Coulda, but didn't.

Instead, Skenazy was buoyed by a healthy legion of supporters. She quickly followed up her revelation in he now-defunct New York Sun with numerous TV appearances, her offspring by her side as if to reassure the world that he survived in one piece.


Read the column by Lenore Skenazy about letting her 9-year-old son ride the subway alone. 

She put up a Website,, dedicating it to safe but sane parenting. Skenazy invited parents to share how they let their kids "free range'' by doing things like riding bikes alone to the library or walking solo to school.

The goal? "Giving our kids the freedom we had without going nuts with worry.''

A year to the month after waving goodbye to her child in Bloomingdale's, arming him with a subway map, MetroCard, $20 in cash and several quarters (in case he had to make a call), Skenazy has published a book, Free-Range Kids.

It serves up statistics aimed at easing the fears of today's helicopter parents over

everything from sexual predators to salmonella from ingesting raw cookie dough (it's the eggs). Skenazy offers "14 Commandments'' for parents on how they can accomplish free rangehood, along with an A-Z guide on why all things scary aren't any more so than when most were kids themselves.

An interview with Lenore Skenazy:

You've been excoriated as "America's Worst Mom'' and revered as a parental freedom fighter. Had you anticipated the depth of emotion when you wrote the column about putting your son on the subway?

"Nothing prepared me for the response. ... People reacted so intensely probably because I was not just pontificating. I actually sent my dear son alone into the bowels of the earth -- and if you're not from New York the subway seems a lot scarier than it is.''

Why did you decide to turn this controversy into a book?

"The weekend after the column exploded I started to explain that free-range parents are not negligent. My God … my kids think I'm a safety nut. We use safety belts, bike helmets, weird little wire toothpicks to help us super-floss. But my husband and I also allow them to get themselves to school and the store, because once you prepare your kids, these things are not unsafe. I wrote the book to say: The fear that has made these activities seem radical is new. It has been foisted upon us by terrifying TV shows, and 'experts' with babyproofing services to peddle.''

Your book mixes advice with a lot of cold hard facts focused on tempering much of the hysteria that has contributed to helicopter parenting. Do you think you'll change any minds?

"It is hard to change anyone's mind about anything!
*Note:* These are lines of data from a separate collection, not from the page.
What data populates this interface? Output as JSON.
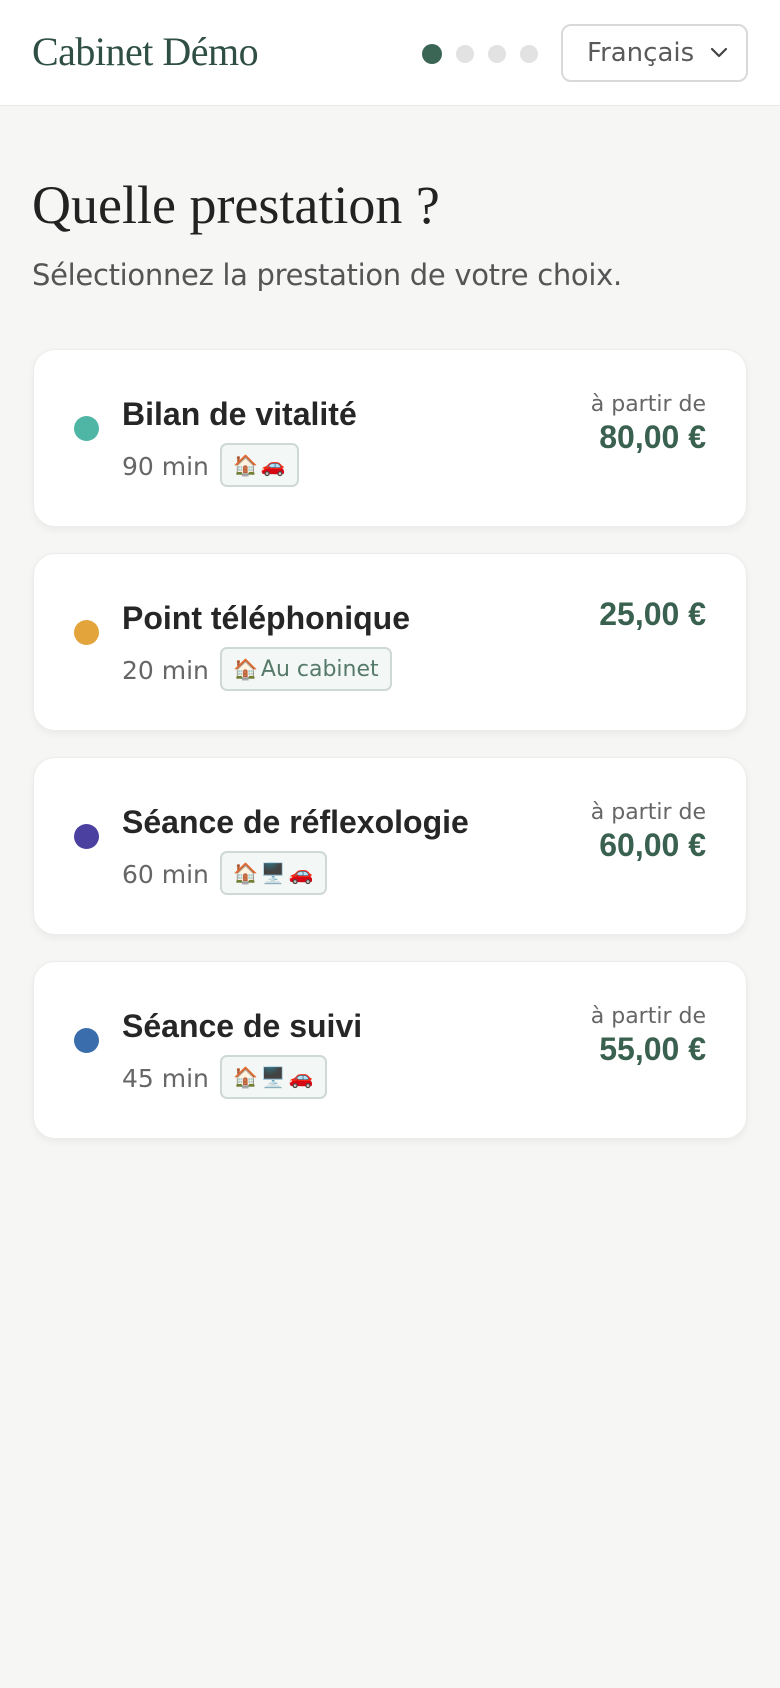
{
  "header": {
    "brand": "Cabinet Démo",
    "steps": [
      {
        "state": "active"
      },
      {
        "state": "inactive"
      },
      {
        "state": "inactive"
      },
      {
        "state": "inactive"
      }
    ],
    "language": {
      "selected": "Français",
      "icon": "chevron-down-icon"
    }
  },
  "main": {
    "title": "Quelle prestation ?",
    "subtitle": "Sélectionnez la prestation de votre choix."
  },
  "services": [
    {
      "name": "Bilan de vitalité",
      "duration": "90 min",
      "color": "#4fb6a5",
      "badge_icons": [
        "🏠",
        "🚗"
      ],
      "badge_text": "",
      "price_prefix": "à partir de",
      "price": "80,00 €"
    },
    {
      "name": "Point téléphonique",
      "duration": "20 min",
      "color": "#e2a43b",
      "badge_icons": [
        "🏠"
      ],
      "badge_text": "Au cabinet",
      "price_prefix": "",
      "price": "25,00 €"
    },
    {
      "name": "Séance de réflexologie",
      "duration": "60 min",
      "color": "#4b3fa0",
      "badge_icons": [
        "🏠",
        "🖥️",
        "🚗"
      ],
      "badge_text": "",
      "price_prefix": "à partir de",
      "price": "60,00 €"
    },
    {
      "name": "Séance de suivi",
      "duration": "45 min",
      "color": "#3a6dab",
      "badge_icons": [
        "🏠",
        "🖥️",
        "🚗"
      ],
      "badge_text": "",
      "price_prefix": "à partir de",
      "price": "55,00 €"
    }
  ],
  "colors": {
    "accent": "#3b6655",
    "price": "#3a6150",
    "background": "#f6f6f5"
  }
}
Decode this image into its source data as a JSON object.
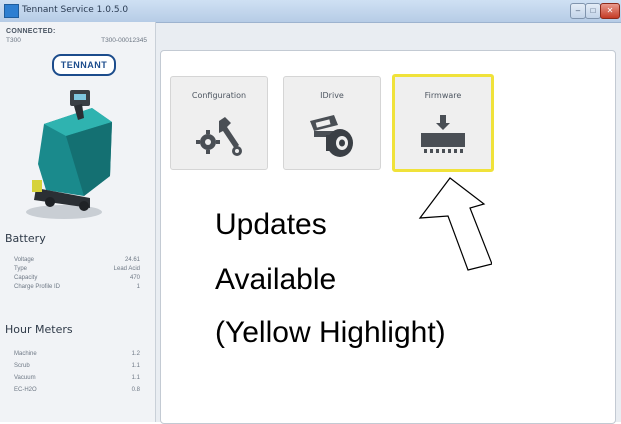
{
  "window": {
    "title": "Tennant Service 1.0.5.0",
    "controls": {
      "minimize": "–",
      "maximize": "□",
      "close": "✕"
    }
  },
  "sidebar": {
    "status": "CONNECTED:",
    "model": "T300",
    "serial": "T300-00012345",
    "logo": "TENNANT",
    "battery": {
      "title": "Battery",
      "rows": [
        {
          "label": "Voltage",
          "value": "24.61"
        },
        {
          "label": "Type",
          "value": "Lead Acid"
        },
        {
          "label": "Capacity",
          "value": "470"
        },
        {
          "label": "Charge Profile ID",
          "value": "1"
        }
      ]
    },
    "hour_meters": {
      "title": "Hour Meters",
      "rows": [
        {
          "label": "Machine",
          "value": "1.2"
        },
        {
          "label": "Scrub",
          "value": "1.1"
        },
        {
          "label": "Vacuum",
          "value": "1.1"
        },
        {
          "label": "EC-H2O",
          "value": "0.8"
        }
      ]
    }
  },
  "tiles": [
    {
      "label": "Configuration",
      "icon": "wrench-gear-icon",
      "highlighted": false
    },
    {
      "label": "IDrive",
      "icon": "idrive-icon",
      "highlighted": false
    },
    {
      "label": "Firmware",
      "icon": "firmware-chip-icon",
      "highlighted": true
    }
  ],
  "annotation": {
    "line1": "Updates",
    "line2": "Available",
    "line3": "(Yellow Highlight)"
  },
  "colors": {
    "highlight": "#f0e23a",
    "logo_blue": "#1c4c8c",
    "machine_teal": "#1a8a8c"
  }
}
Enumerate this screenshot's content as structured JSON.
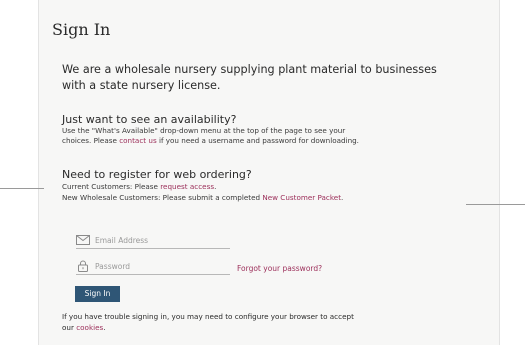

But one of the reasons so many of us are so scared these days is that the other side -- the, "Something is going to hurt your child any moment!'' side -- has a huge voice. It's the one on the milk cartons. It's the one saying, 'Is your baby bottle toxic? Stay tuned!' I'm just trying to be the other little voice that says, 'You're allowed to ask yourself: Did I grow up walking to school by myself? Did my mom need a bath thermometer to figure out if the water was going to scald me? Did I survive drinking from a baby bottle?' ''

Your parenting philosophy relies heavily on the past, promoting the idea that WE the parents were raised far freer range than the norm today. But doesn't this romanticize history just a bit?

"I'm sure I romanticize the past. I'm middle aged! The only thing I can't romanticize is crime. And the fact is that crime today is on par with the level in the early '70s, according to the Crimes Against Children Research Center, which bases its analyses on FBI statistics. From the early '70s till about 1993, crime was on the rise. But since 1993, it has plunged (thanks to better policing, more unstable folks on meds, and maybe even cell phones), to the point where sex crimes against juveniles -- the crimes we're most afraid of -- are down 79 percent!

That means if you grew up anytime in the '70s or '80s, it's actually safer today than when you were a kid. So when parents say they'd really LIKE to let their kids play outside more -- even on the front lawn -- but they're afraid, I just want them to know that their children are no more likely to be kidnapped or molested than we were when we were kids. This is hard to believe when cable TV blares the scariest stories from around the world, 24 hours a day. But if abductions were really so common, we wouldn't need to import those stories from Aruba and Portugal.